▶ _BRIEF_: Look through the data below. Pick out the lines holding the string "visitan".

EXERCISE INPUT below:

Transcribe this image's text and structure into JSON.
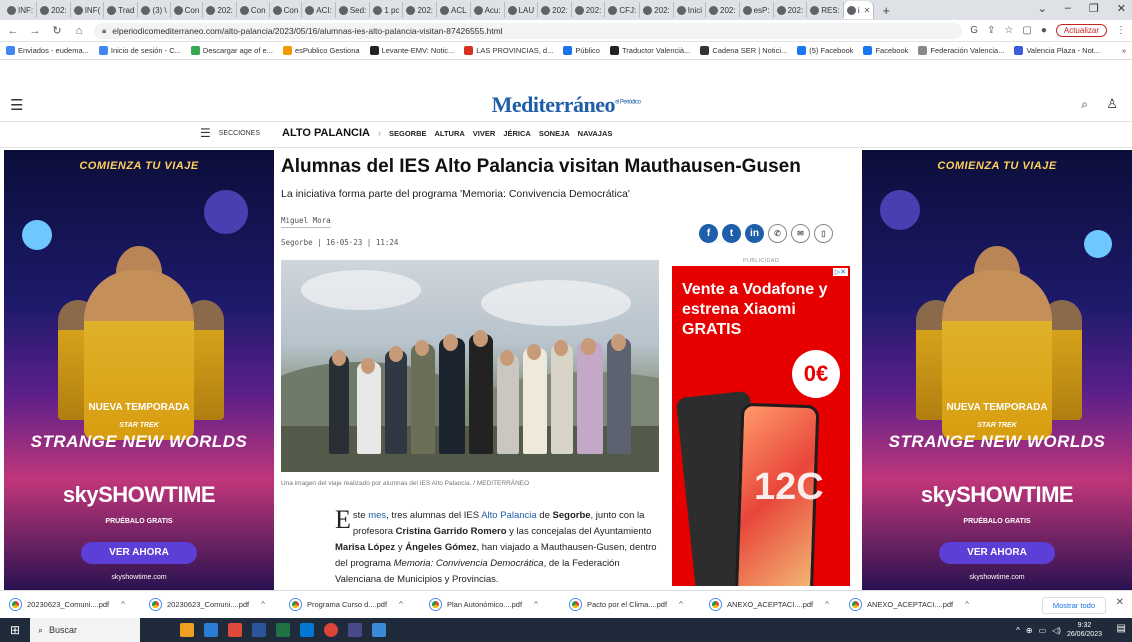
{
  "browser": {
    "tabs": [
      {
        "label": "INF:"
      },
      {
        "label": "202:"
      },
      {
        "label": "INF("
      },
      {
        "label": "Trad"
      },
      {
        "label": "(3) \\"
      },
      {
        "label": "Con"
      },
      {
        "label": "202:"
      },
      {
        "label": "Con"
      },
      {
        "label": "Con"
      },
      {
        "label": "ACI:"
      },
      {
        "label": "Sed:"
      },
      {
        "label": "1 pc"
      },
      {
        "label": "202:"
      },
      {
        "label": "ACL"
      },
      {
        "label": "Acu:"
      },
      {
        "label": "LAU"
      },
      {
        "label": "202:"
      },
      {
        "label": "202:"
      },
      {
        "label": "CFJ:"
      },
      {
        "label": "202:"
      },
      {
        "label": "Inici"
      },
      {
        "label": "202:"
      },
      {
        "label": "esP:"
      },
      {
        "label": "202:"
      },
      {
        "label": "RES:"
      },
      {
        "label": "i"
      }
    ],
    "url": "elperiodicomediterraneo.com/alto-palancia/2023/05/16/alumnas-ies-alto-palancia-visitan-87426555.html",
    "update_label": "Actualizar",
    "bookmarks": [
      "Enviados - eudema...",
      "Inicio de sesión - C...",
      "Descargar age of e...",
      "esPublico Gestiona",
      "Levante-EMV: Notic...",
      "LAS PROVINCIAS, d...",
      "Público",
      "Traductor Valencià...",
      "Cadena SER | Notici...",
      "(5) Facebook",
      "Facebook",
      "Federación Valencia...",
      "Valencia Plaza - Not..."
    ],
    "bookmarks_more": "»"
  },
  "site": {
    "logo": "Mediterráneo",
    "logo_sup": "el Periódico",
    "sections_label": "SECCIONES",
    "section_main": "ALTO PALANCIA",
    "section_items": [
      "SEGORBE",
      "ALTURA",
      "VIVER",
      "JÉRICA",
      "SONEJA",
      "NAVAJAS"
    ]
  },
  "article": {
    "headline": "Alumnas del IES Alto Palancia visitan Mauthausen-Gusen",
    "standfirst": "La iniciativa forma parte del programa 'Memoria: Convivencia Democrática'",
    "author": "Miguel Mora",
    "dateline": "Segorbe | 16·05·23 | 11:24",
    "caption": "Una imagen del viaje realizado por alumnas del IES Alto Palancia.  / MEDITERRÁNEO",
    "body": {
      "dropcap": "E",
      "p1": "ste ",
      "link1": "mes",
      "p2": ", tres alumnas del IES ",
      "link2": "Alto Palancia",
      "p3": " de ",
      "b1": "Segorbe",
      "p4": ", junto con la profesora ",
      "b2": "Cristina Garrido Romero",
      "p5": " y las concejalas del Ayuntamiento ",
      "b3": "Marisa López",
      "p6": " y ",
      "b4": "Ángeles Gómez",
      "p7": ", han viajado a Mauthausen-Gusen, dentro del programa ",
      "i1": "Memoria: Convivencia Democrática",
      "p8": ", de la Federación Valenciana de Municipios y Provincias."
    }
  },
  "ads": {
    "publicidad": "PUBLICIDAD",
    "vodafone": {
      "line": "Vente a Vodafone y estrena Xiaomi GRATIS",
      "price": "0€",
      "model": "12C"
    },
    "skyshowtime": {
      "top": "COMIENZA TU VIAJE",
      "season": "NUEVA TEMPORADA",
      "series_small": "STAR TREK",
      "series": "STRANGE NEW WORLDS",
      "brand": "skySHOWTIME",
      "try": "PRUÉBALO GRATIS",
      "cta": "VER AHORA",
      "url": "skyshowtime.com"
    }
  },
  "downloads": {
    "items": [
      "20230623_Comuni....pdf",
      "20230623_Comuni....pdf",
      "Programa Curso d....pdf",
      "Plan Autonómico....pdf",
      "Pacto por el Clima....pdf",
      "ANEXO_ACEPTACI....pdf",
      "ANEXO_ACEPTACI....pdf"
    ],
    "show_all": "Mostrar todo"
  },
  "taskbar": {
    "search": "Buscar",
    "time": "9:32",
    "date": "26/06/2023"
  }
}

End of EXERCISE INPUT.

▶ _EXERCISE ANSWER_:
    "url": "elperiodicomediterraneo.com/alto-palancia/2023/05/16/alumnas-ies-alto-palancia-visitan-87426555.html",
    "headline": "Alumnas del IES Alto Palancia visitan Mauthausen-Gusen",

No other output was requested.